Problem to work on: Those lines of the data that hold the word "fish" are to be copied out.
══ Supplied data ══
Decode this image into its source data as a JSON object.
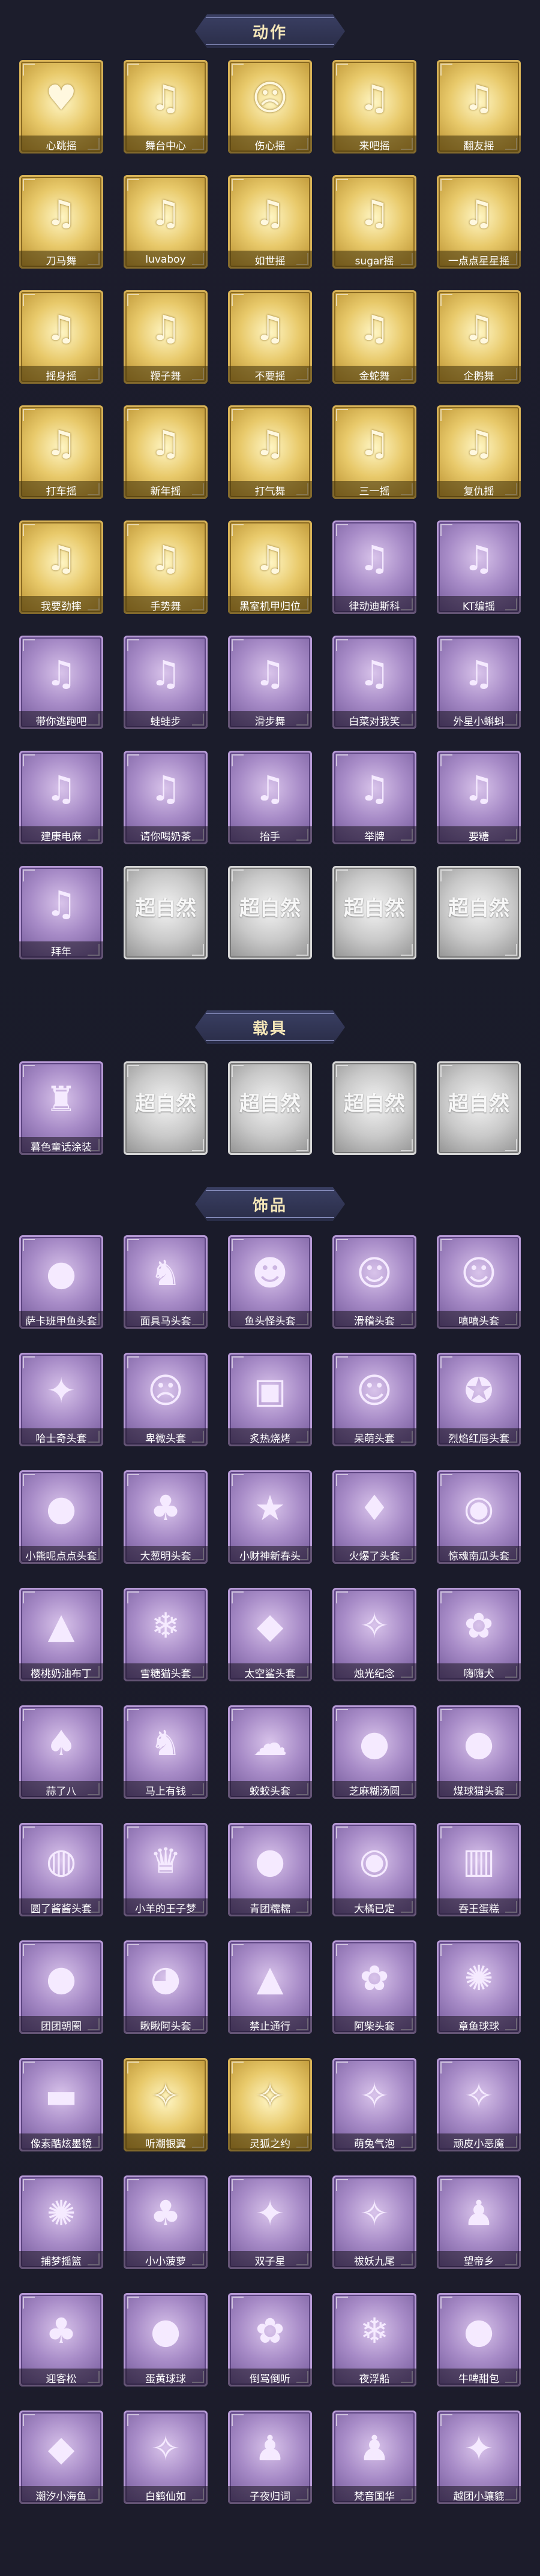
{
  "sections": {
    "actions": {
      "title": "动作",
      "items": [
        {
          "label": "心跳摇",
          "style": "gold",
          "icon": "heart-pose-figure"
        },
        {
          "label": "舞台中心",
          "style": "gold",
          "icon": "dance-figure"
        },
        {
          "label": "伤心摇",
          "style": "gold",
          "icon": "sad-figure"
        },
        {
          "label": "来吧摇",
          "style": "gold",
          "icon": "dance-figure"
        },
        {
          "label": "翻友摇",
          "style": "gold",
          "icon": "dance-figure"
        },
        {
          "label": "刀马舞",
          "style": "gold",
          "icon": "dance-figure"
        },
        {
          "label": "luvaboy",
          "style": "gold",
          "icon": "dance-figure"
        },
        {
          "label": "如世摇",
          "style": "gold",
          "icon": "dance-figure"
        },
        {
          "label": "sugar摇",
          "style": "gold",
          "icon": "dance-figure"
        },
        {
          "label": "一点点星星摇",
          "style": "gold",
          "icon": "dance-figure"
        },
        {
          "label": "摇身摇",
          "style": "gold",
          "icon": "dance-figure"
        },
        {
          "label": "鞭子舞",
          "style": "gold",
          "icon": "dance-figure"
        },
        {
          "label": "不要摇",
          "style": "gold",
          "icon": "dance-figure"
        },
        {
          "label": "金蛇舞",
          "style": "gold",
          "icon": "dance-figure"
        },
        {
          "label": "企鹅舞",
          "style": "gold",
          "icon": "dance-figure"
        },
        {
          "label": "打车摇",
          "style": "gold",
          "icon": "dance-figure"
        },
        {
          "label": "新年摇",
          "style": "gold",
          "icon": "dance-figure"
        },
        {
          "label": "打气舞",
          "style": "gold",
          "icon": "dance-figure"
        },
        {
          "label": "三一摇",
          "style": "gold",
          "icon": "dance-figure"
        },
        {
          "label": "复仇摇",
          "style": "gold",
          "icon": "dance-figure"
        },
        {
          "label": "我要劲摔",
          "style": "gold",
          "icon": "dance-figure"
        },
        {
          "label": "手势舞",
          "style": "gold",
          "icon": "dance-figure"
        },
        {
          "label": "黑室机甲归位",
          "style": "gold",
          "icon": "dance-figure"
        },
        {
          "label": "律动迪斯科",
          "style": "purple",
          "icon": "dance-figure"
        },
        {
          "label": "KT编摇",
          "style": "purple",
          "icon": "dance-figure"
        },
        {
          "label": "带你逃跑吧",
          "style": "purple",
          "icon": "dance-figure"
        },
        {
          "label": "蛙蛙步",
          "style": "purple",
          "icon": "dance-figure"
        },
        {
          "label": "滑步舞",
          "style": "purple",
          "icon": "dance-figure"
        },
        {
          "label": "白菜对我笑",
          "style": "purple",
          "icon": "dance-figure"
        },
        {
          "label": "外星小蝌蚪",
          "style": "purple",
          "icon": "dance-figure"
        },
        {
          "label": "建康电麻",
          "style": "purple",
          "icon": "dance-figure"
        },
        {
          "label": "请你喝奶茶",
          "style": "purple",
          "icon": "dance-figure"
        },
        {
          "label": "抬手",
          "style": "purple",
          "icon": "dance-figure"
        },
        {
          "label": "举牌",
          "style": "purple",
          "icon": "dance-figure"
        },
        {
          "label": "要糖",
          "style": "purple",
          "icon": "dance-figure"
        },
        {
          "label": "拜年",
          "style": "purple",
          "icon": "dance-figure"
        },
        {
          "label": "",
          "style": "gray",
          "icon": "locked-placeholder",
          "brand": "超自然"
        },
        {
          "label": "",
          "style": "gray",
          "icon": "locked-placeholder",
          "brand": "超自然"
        },
        {
          "label": "",
          "style": "gray",
          "icon": "locked-placeholder",
          "brand": "超自然"
        },
        {
          "label": "",
          "style": "gray",
          "icon": "locked-placeholder",
          "brand": "超自然"
        }
      ]
    },
    "vehicles": {
      "title": "载具",
      "items": [
        {
          "label": "暮色童话涂装",
          "style": "purple",
          "icon": "castle-vehicle"
        },
        {
          "label": "",
          "style": "gray",
          "icon": "locked-placeholder",
          "brand": "超自然"
        },
        {
          "label": "",
          "style": "gray",
          "icon": "locked-placeholder",
          "brand": "超自然"
        },
        {
          "label": "",
          "style": "gray",
          "icon": "locked-placeholder",
          "brand": "超自然"
        },
        {
          "label": "",
          "style": "gray",
          "icon": "locked-placeholder",
          "brand": "超自然"
        }
      ]
    },
    "accessories": {
      "title": "饰品",
      "items": [
        {
          "label": "萨卡班甲鱼头套",
          "style": "purple",
          "icon": "fish-head"
        },
        {
          "label": "面具马头套",
          "style": "purple",
          "icon": "horse-head"
        },
        {
          "label": "鱼头怪头套",
          "style": "purple",
          "icon": "fish-monster-head"
        },
        {
          "label": "滑稽头套",
          "style": "purple",
          "icon": "smiley-head"
        },
        {
          "label": "嘻嘻头套",
          "style": "purple",
          "icon": "grin-head"
        },
        {
          "label": "哈士奇头套",
          "style": "purple",
          "icon": "husky-head"
        },
        {
          "label": "卑微头套",
          "style": "purple",
          "icon": "worried-face-head"
        },
        {
          "label": "炙热烧烤",
          "style": "purple",
          "icon": "bbq-head"
        },
        {
          "label": "呆萌头套",
          "style": "purple",
          "icon": "dazed-face-head"
        },
        {
          "label": "烈焰红唇头套",
          "style": "purple",
          "icon": "pikachu-lips-head"
        },
        {
          "label": "小熊呢点点头套",
          "style": "purple",
          "icon": "bear-head"
        },
        {
          "label": "大葱明头套",
          "style": "purple",
          "icon": "scallion-head"
        },
        {
          "label": "小财神新春头",
          "style": "purple",
          "icon": "fortune-head"
        },
        {
          "label": "火爆了头套",
          "style": "purple",
          "icon": "fire-head"
        },
        {
          "label": "惊魂南瓜头套",
          "style": "purple",
          "icon": "pumpkin-head"
        },
        {
          "label": "樱桃奶油布丁",
          "style": "purple",
          "icon": "pudding-head"
        },
        {
          "label": "雪糖猫头套",
          "style": "purple",
          "icon": "snow-cat-head"
        },
        {
          "label": "太空鲨头套",
          "style": "purple",
          "icon": "shark-head"
        },
        {
          "label": "烛光纪念",
          "style": "purple",
          "icon": "candle-head"
        },
        {
          "label": "嗨嗨犬",
          "style": "purple",
          "icon": "dog-head"
        },
        {
          "label": "蒜了八",
          "style": "purple",
          "icon": "garlic-head"
        },
        {
          "label": "马上有钱",
          "style": "purple",
          "icon": "horse-money-head"
        },
        {
          "label": "蛟蛟头套",
          "style": "purple",
          "icon": "cloud-head"
        },
        {
          "label": "芝麻糊汤圆",
          "style": "purple",
          "icon": "dumpling-head"
        },
        {
          "label": "煤球猫头套",
          "style": "purple",
          "icon": "black-cat-head"
        },
        {
          "label": "圆了酱酱头套",
          "style": "purple",
          "icon": "round-head"
        },
        {
          "label": "小羊的王子梦",
          "style": "purple",
          "icon": "sheep-prince-head"
        },
        {
          "label": "青团糯糯",
          "style": "purple",
          "icon": "green-dumpling-head"
        },
        {
          "label": "大橘已定",
          "style": "purple",
          "icon": "orange-head"
        },
        {
          "label": "吞王蛋糕",
          "style": "purple",
          "icon": "cake-head"
        },
        {
          "label": "团团朝圈",
          "style": "purple",
          "icon": "bun-head"
        },
        {
          "label": "瞅瞅阿头套",
          "style": "purple",
          "icon": "bird-head"
        },
        {
          "label": "禁止通行",
          "style": "purple",
          "icon": "traffic-cone-head"
        },
        {
          "label": "阿柴头套",
          "style": "purple",
          "icon": "shiba-head"
        },
        {
          "label": "章鱼球球",
          "style": "purple",
          "icon": "octopus-head"
        },
        {
          "label": "像素酷炫墨镜",
          "style": "purple",
          "icon": "pixel-sunglasses"
        },
        {
          "label": "听潮银翼",
          "style": "gold",
          "icon": "silver-wings"
        },
        {
          "label": "灵狐之约",
          "style": "gold",
          "icon": "fox-accessory"
        },
        {
          "label": "萌兔气泡",
          "style": "purple",
          "icon": "bunny-bubble"
        },
        {
          "label": "顽皮小恶魔",
          "style": "purple",
          "icon": "devil-accessory"
        },
        {
          "label": "捕梦摇篮",
          "style": "purple",
          "icon": "dreamcatcher"
        },
        {
          "label": "小小菠萝",
          "style": "purple",
          "icon": "pineapple"
        },
        {
          "label": "双子星",
          "style": "purple",
          "icon": "twin-stars"
        },
        {
          "label": "祓妖九尾",
          "style": "purple",
          "icon": "nine-tail"
        },
        {
          "label": "望帝乡",
          "style": "purple",
          "icon": "figure-accessory"
        },
        {
          "label": "迎客松",
          "style": "purple",
          "icon": "pine-tree"
        },
        {
          "label": "蛋黄球球",
          "style": "purple",
          "icon": "egg-ball"
        },
        {
          "label": "倒骂倒听",
          "style": "purple",
          "icon": "rose-accessory"
        },
        {
          "label": "夜浮船",
          "style": "purple",
          "icon": "ice-flower"
        },
        {
          "label": "牛啤甜包",
          "style": "purple",
          "icon": "cow-bun"
        },
        {
          "label": "潮汐小海鱼",
          "style": "purple",
          "icon": "fish-mascot"
        },
        {
          "label": "白鹤仙如",
          "style": "purple",
          "icon": "white-crane"
        },
        {
          "label": "子夜归词",
          "style": "purple",
          "icon": "figure-accessory"
        },
        {
          "label": "梵音国华",
          "style": "purple",
          "icon": "figure-accessory"
        },
        {
          "label": "越团小骧貔",
          "style": "purple",
          "icon": "pixiu-mascot"
        }
      ]
    }
  }
}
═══
Answer space:
          "icon": "fish-head"
          "icon": "fish-monster-head"
          "icon": "fish-mascot"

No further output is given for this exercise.